In 2011, the Republican-led Legislature, over the objections of Democrats, cut $5.4 billion from Texas public schools, even though the state’s population growth was adding more than 80,000 new students statewide per year.
Hundreds of school districts, including many from the Valley, joined forces to sue the state. They claimed the budget cuts violated the state’s constitution, which guarantees an equitable and adequate education system.
On Monday, February 4, District Judge John Dietz of Austin, the presiding judge in the lawsuit, ruled in favor of the school districts. The decision forces the Legislature, Gov. Rick Perry, and Attorney General Greg Abbott to come up with a fair way to help pay for public education.
I believe that Judge Dietz is absolutely correct when he stated, “We either want increased standards and are willing to pay the price, or we don't.”
According to the Texas Constitution, legislators cannot normally hear any bills on the House floor for the first 60 days of the legislative session. However, the governor in Texas has a constitutionally given power to declare certain important bills as emergency legislation so we can take up that legislation in the first 60 days.
I call on Gov. Perry to declare education finance a legislative emergency so we can immediately take up the most important issue in Texas: properly educating our children. Texas children, parents and teachers deserve this prioritization.
On February 6, 2013, I along with other Democrats sent a letter to the Governor, unequivocally stating that we urgently need a school finance bill that takes care of our children and we need it now.

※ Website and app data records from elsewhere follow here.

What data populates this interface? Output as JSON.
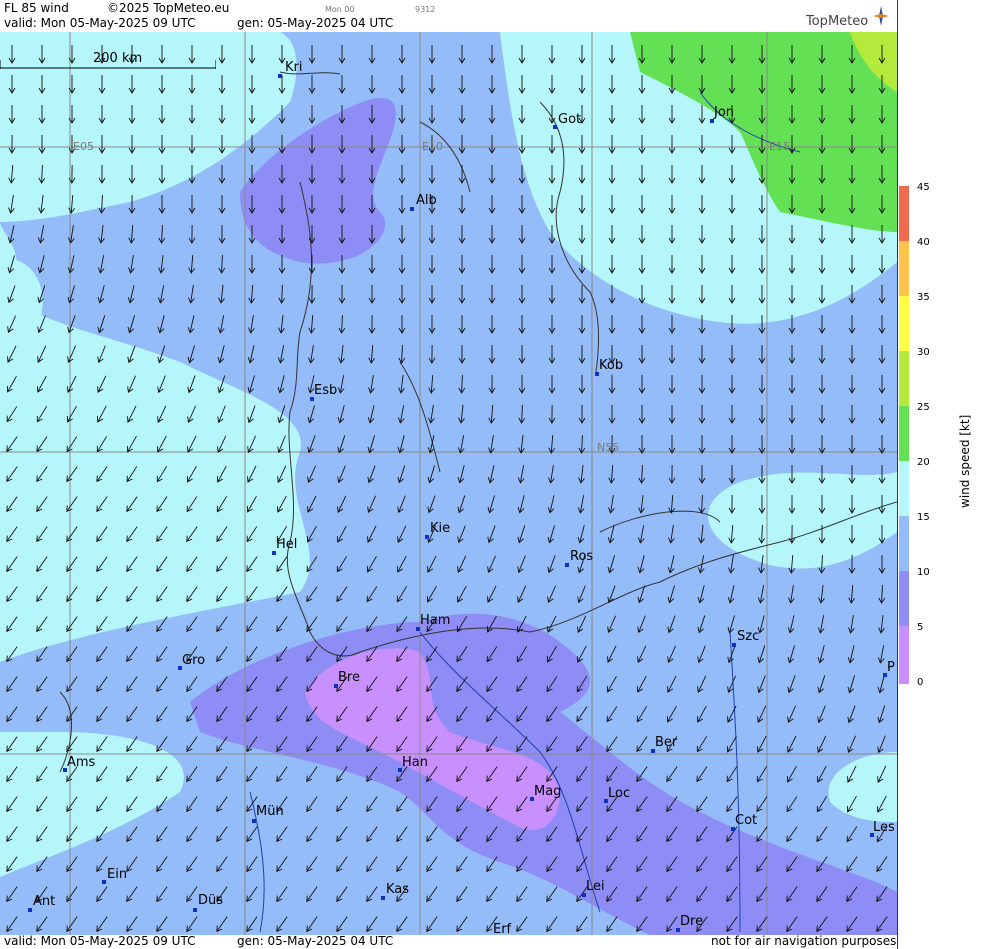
{
  "header": {
    "product": "FL 85 wind",
    "copyright": "©2025 TopMeteo.eu",
    "run_code": "Mon 00",
    "id_code": "9312",
    "valid": "valid:  Mon  05-May-2025  09 UTC",
    "gen": "gen: 05-May-2025 04 UTC",
    "logo": "TopMeteo"
  },
  "footer": {
    "valid": "valid:  Mon  05-May-2025  09 UTC",
    "gen": "gen: 05-May-2025 04 UTC",
    "disclaimer": "not for air navigation purposes"
  },
  "scale_bar": {
    "label": "200 km"
  },
  "grid_labels": {
    "e05": "E05",
    "e10": "E10",
    "e15": "E15",
    "n55": "N55"
  },
  "cities": [
    {
      "name": "Kri"
    },
    {
      "name": "Got"
    },
    {
      "name": "Jon"
    },
    {
      "name": "Alb"
    },
    {
      "name": "Esb"
    },
    {
      "name": "Kob"
    },
    {
      "name": "Kie"
    },
    {
      "name": "Hel"
    },
    {
      "name": "Ros"
    },
    {
      "name": "Ham"
    },
    {
      "name": "Szc"
    },
    {
      "name": "Gro"
    },
    {
      "name": "Bre"
    },
    {
      "name": "P"
    },
    {
      "name": "Ber"
    },
    {
      "name": "Ams"
    },
    {
      "name": "Han"
    },
    {
      "name": "Mag"
    },
    {
      "name": "Loc"
    },
    {
      "name": "Cot"
    },
    {
      "name": "Les"
    },
    {
      "name": "Mün"
    },
    {
      "name": "Ein"
    },
    {
      "name": "Kas"
    },
    {
      "name": "Lei"
    },
    {
      "name": "Ant"
    },
    {
      "name": "Düs"
    },
    {
      "name": "Dre"
    },
    {
      "name": "Erf"
    }
  ],
  "colorbar": {
    "title": "wind speed [kt]",
    "ticks": [
      "45",
      "40",
      "35",
      "30",
      "25",
      "20",
      "15",
      "10",
      "5",
      "0"
    ],
    "colors": {
      "0_5": "#c890ff",
      "5_10": "#8e8cf5",
      "10_15": "#94bcf8",
      "15_20": "#b5f6fa",
      "20_25": "#63e054",
      "25_30": "#b4ea3c",
      "30_35": "#ffff46",
      "35_40": "#ffc24a",
      "40_45": "#f06a4e"
    }
  }
}
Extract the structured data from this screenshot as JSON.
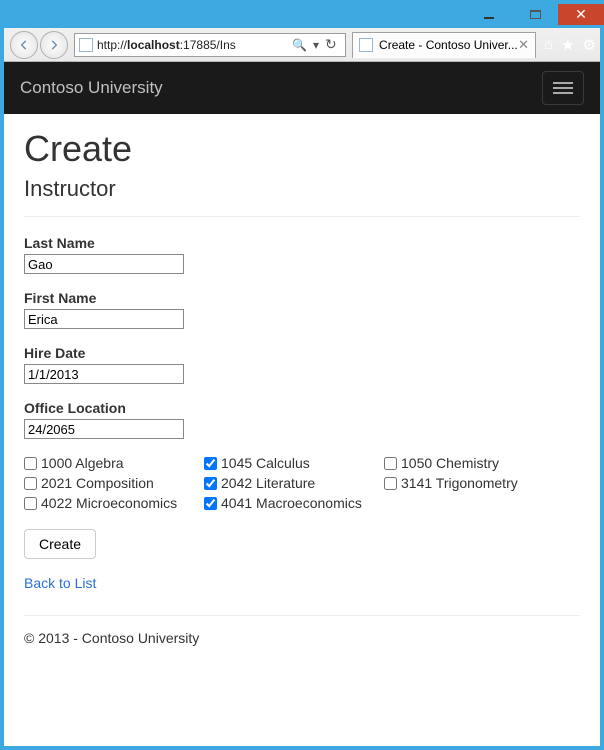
{
  "window": {
    "url_prefix": "http://",
    "url_host": "localhost",
    "url_rest": ":17885/Ins",
    "tab_title": "Create - Contoso Univer..."
  },
  "navbar": {
    "brand": "Contoso University"
  },
  "page": {
    "title": "Create",
    "subtitle": "Instructor"
  },
  "form": {
    "last_name_label": "Last Name",
    "last_name_value": "Gao",
    "first_name_label": "First Name",
    "first_name_value": "Erica",
    "hire_date_label": "Hire Date",
    "hire_date_value": "1/1/2013",
    "office_label": "Office Location",
    "office_value": "24/2065",
    "submit_label": "Create",
    "back_label": "Back to List"
  },
  "courses": [
    [
      {
        "label": "1000 Algebra",
        "checked": false
      },
      {
        "label": "1045 Calculus",
        "checked": true
      },
      {
        "label": "1050 Chemistry",
        "checked": false
      }
    ],
    [
      {
        "label": "2021 Composition",
        "checked": false
      },
      {
        "label": "2042 Literature",
        "checked": true
      },
      {
        "label": "3141 Trigonometry",
        "checked": false
      }
    ],
    [
      {
        "label": "4022 Microeconomics",
        "checked": false
      },
      {
        "label": "4041 Macroeconomics",
        "checked": true
      }
    ]
  ],
  "footer": {
    "text": "© 2013 - Contoso University"
  }
}
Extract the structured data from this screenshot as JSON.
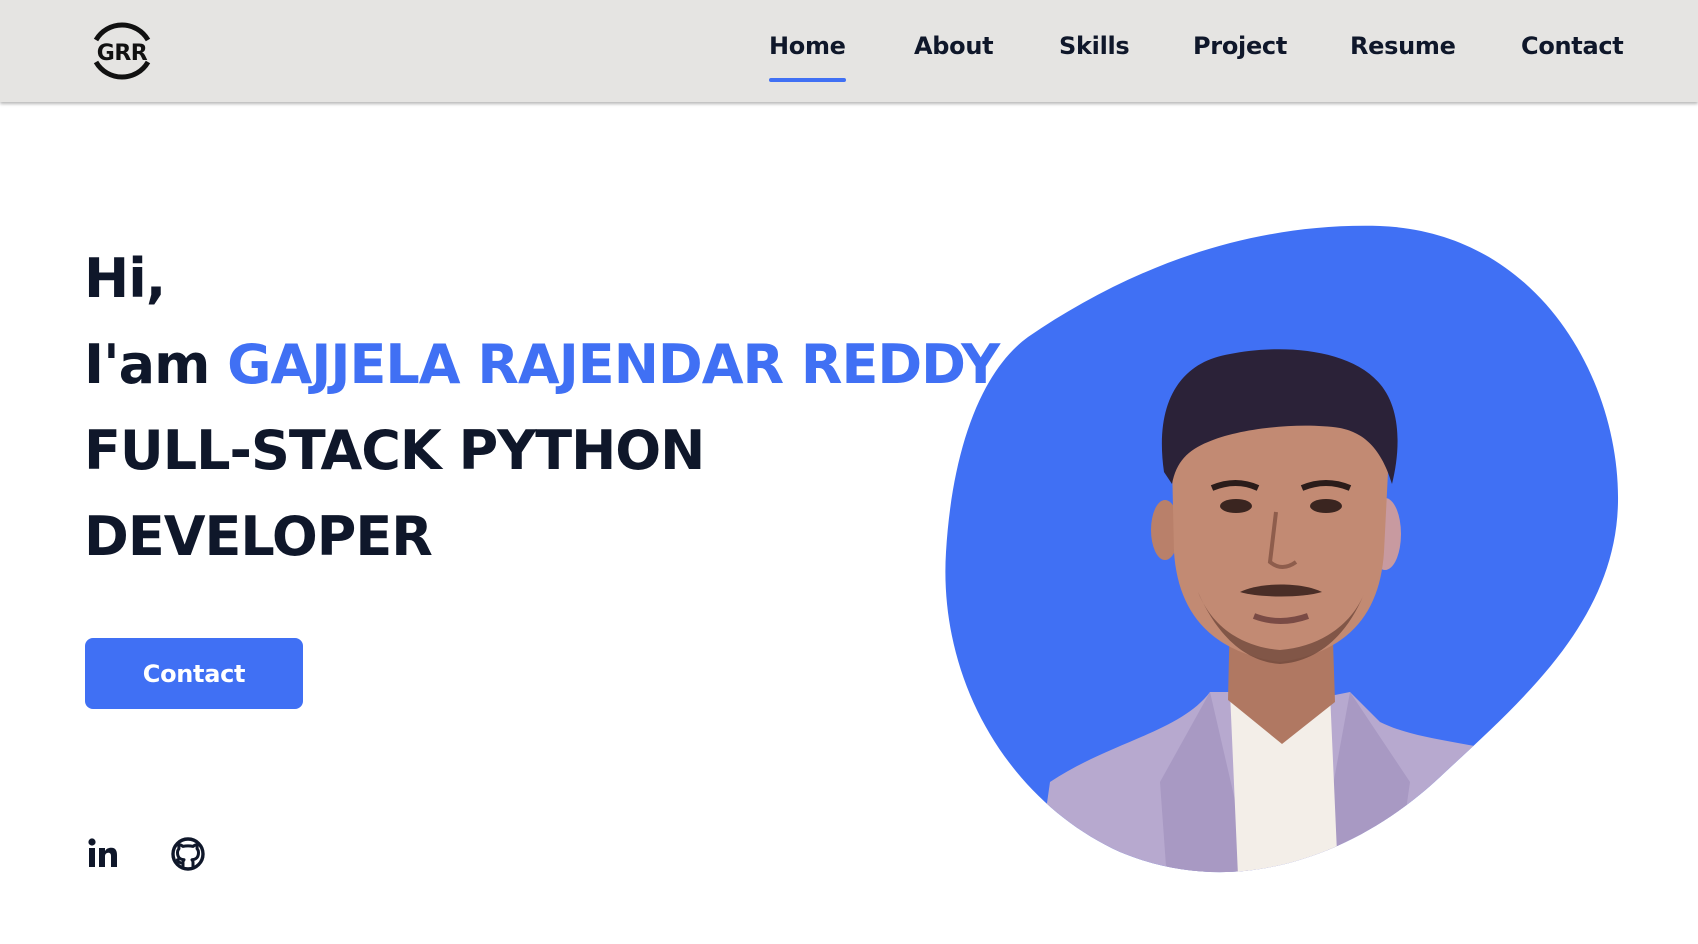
{
  "logo": {
    "text": "GRR",
    "icon": "grr-logo"
  },
  "nav": {
    "items": [
      {
        "label": "Home",
        "active": true
      },
      {
        "label": "About",
        "active": false
      },
      {
        "label": "Skills",
        "active": false
      },
      {
        "label": "Project",
        "active": false
      },
      {
        "label": "Resume",
        "active": false
      },
      {
        "label": "Contact",
        "active": false
      }
    ]
  },
  "hero": {
    "greeting": "Hi,",
    "intro_prefix": "I'am",
    "name": "GAJJELA RAJENDAR REDDY",
    "title_line1": "FULL-STACK PYTHON",
    "title_line2": "DEVELOPER",
    "contact_button": "Contact"
  },
  "social": [
    {
      "name": "linkedin",
      "icon": "linkedin-icon"
    },
    {
      "name": "github",
      "icon": "github-icon"
    }
  ],
  "colors": {
    "accent": "#4070f4",
    "header_bg": "#e5e4e2",
    "text_dark": "#0f172a",
    "blob": "#4070f4"
  }
}
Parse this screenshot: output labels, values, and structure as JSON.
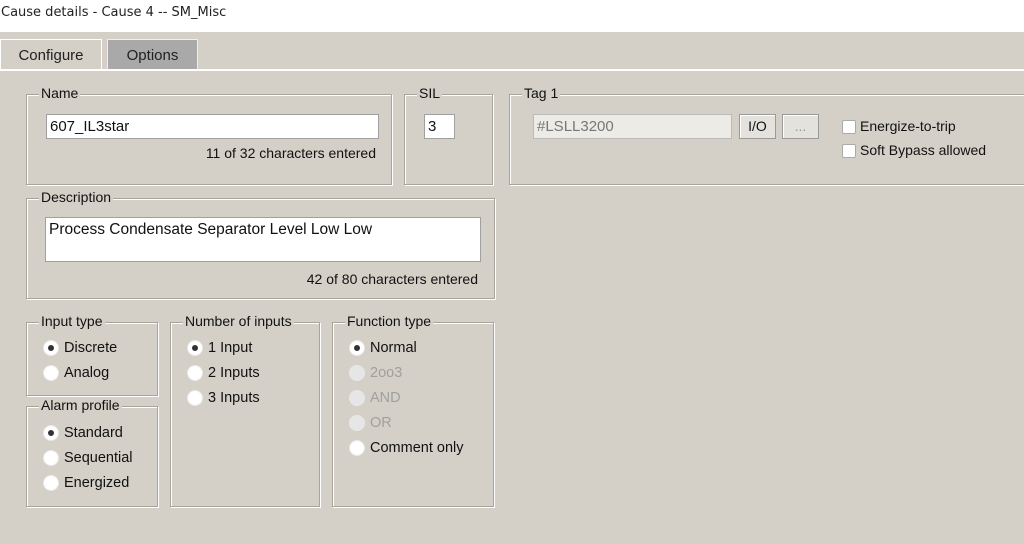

The letter references Judge Dietz's ruling, and asks Gov. Perry to meet with his close friend and colleague, Attorney General Abbott, to urge him not to pursue an appeal. The time and money an appeal and subsequent special sessions would take are not in the best interest of our children, nor are they fiscally responsible.
Gov. Perry did respond to our letter and stated he would forward our correspondence to the Attorney General, but the Governor can do more.
I would like to remind Gov. Perry that an equitable system of public education is vital for business and economic development for the entire state.
Gov. Perry has often criticized the federal government for creating a “climate of uncertainty” for businesses. Texas leaders should be held to no less of a standard.
After the cuts last session, the public schools responsible for over five million children deserve confidence that they will be adequately funded. By making school finance an emergency item, Gov. Perry will help set the tone for the remaining 110 days, and alleviate much of the uncertainty surrounding school finance.
I am respectfully asking Gov. Perry to please join us in making the 83rd Legislature one in which we can say we truly did something for our children.
Terry Canales is Texas state representative for District 40. A Democrat, he resides in Edinburg, Texas.